BULLSHIT.

There are HUGE differences between those two humans that go deeply to the core of who they are. Reading this blog post from Tribe of Dreams helped me reframe the importance of this moment in history, and made me feel even more right about supporting Hillary Clinton.
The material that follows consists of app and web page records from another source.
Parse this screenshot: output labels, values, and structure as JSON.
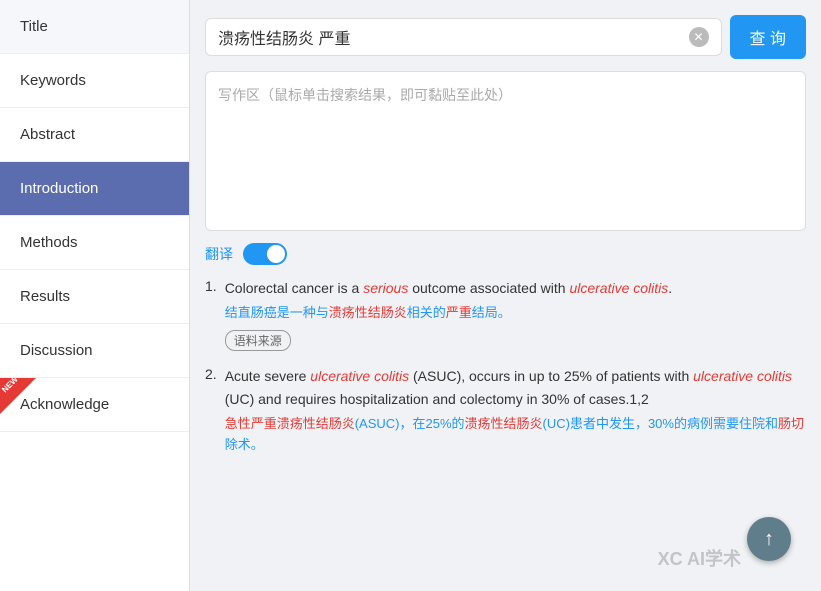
{
  "sidebar": {
    "items": [
      {
        "id": "title",
        "label": "Title",
        "active": false,
        "new": false
      },
      {
        "id": "keywords",
        "label": "Keywords",
        "active": false,
        "new": false
      },
      {
        "id": "abstract",
        "label": "Abstract",
        "active": false,
        "new": false
      },
      {
        "id": "introduction",
        "label": "Introduction",
        "active": true,
        "new": false
      },
      {
        "id": "methods",
        "label": "Methods",
        "active": false,
        "new": false
      },
      {
        "id": "results",
        "label": "Results",
        "active": false,
        "new": false
      },
      {
        "id": "discussion",
        "label": "Discussion",
        "active": false,
        "new": false
      },
      {
        "id": "acknowledge",
        "label": "Acknowledge",
        "active": false,
        "new": true
      }
    ]
  },
  "search": {
    "query": "溃疡性结肠炎 严重",
    "button_label": "查 询",
    "clear_title": "clear"
  },
  "writing_area": {
    "placeholder": "写作区（鼠标单击搜索结果，即可黏贴至此处）"
  },
  "translate": {
    "label": "翻译",
    "enabled": true
  },
  "results": [
    {
      "number": "1.",
      "en_parts": [
        {
          "text": "Colorectal cancer is a ",
          "style": "normal"
        },
        {
          "text": "serious",
          "style": "italic-red"
        },
        {
          "text": " outcome associated with ",
          "style": "normal"
        },
        {
          "text": "ulcerative colitis",
          "style": "italic-red"
        },
        {
          "text": ".",
          "style": "normal"
        }
      ],
      "zh": "结直肠癌是一种与溃疡性结肠炎相关的严重结局。",
      "zh_highlights": [
        {
          "text": "溃疡性结肠炎",
          "style": "red"
        },
        {
          "text": "严重",
          "style": "red"
        }
      ],
      "source_tag": "语料来源"
    },
    {
      "number": "2.",
      "en_parts": [
        {
          "text": "Acute severe ",
          "style": "normal"
        },
        {
          "text": "ulcerative colitis",
          "style": "italic-red"
        },
        {
          "text": " (ASUC), occurs in up to 25% of patients with ",
          "style": "normal"
        },
        {
          "text": "ulcerative colitis",
          "style": "italic-red"
        },
        {
          "text": " (UC) and requires hospitalization and colectomy in 30% of cases.1,2",
          "style": "normal"
        }
      ],
      "zh": "急性严重溃疡性结肠炎(ASUC)，在25%的溃疡性结肠炎(UC)患者中发生，30%的病例需要住院和肠切除术。",
      "zh_highlights": [
        {
          "text": "急性严重",
          "style": "red"
        },
        {
          "text": "溃疡性结肠炎",
          "style": "red"
        }
      ],
      "source_tag": null
    }
  ],
  "scroll_up": "↑",
  "watermark": "XC AI学术"
}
Some of the post:

This is a medicinal moment for humanity.

This statement is not an ignoring of Hillary Clinton’s sins or ignorances or dangerous choices or allegiances

nor is it a free pass for her to lead without continued immense pressure from those of us she leads to make choices that honor life, peace, people, and planet

but even with all of her shadows out in the light

Hillary Clinton is holding within her body right now an apex of the return of the Feminine

a center point of the tipping of the scales back into balance on planet Earth.

Here’s the thing that we (especially, I think, women) who are lefter-leaning and progressive can do: Help Hillary Clinton. Forgive her. Allow for the reality that—as least in her version of the journey to this point in her life—if she had not made a million compromises, she would not have made it to be, potentially, the first American woman to serve as President. She would not be poised to help us heal. (p.s. I would not want that job.)

I intend to do what I can, even if it’s just on the energetic plane. I intend to encourage Hillary Clinton to trust, deep inside herself, what Clarissa Pinkola Estes and others call The One Who Knows. Because that deep, feminine power is some awesome medicine. I have experienced its wings. The kind of transformation we would like to see takes a long time, takes patience and work, but as the song says, “One by one everyone comes to remember we’re healing the world one heart at a time.”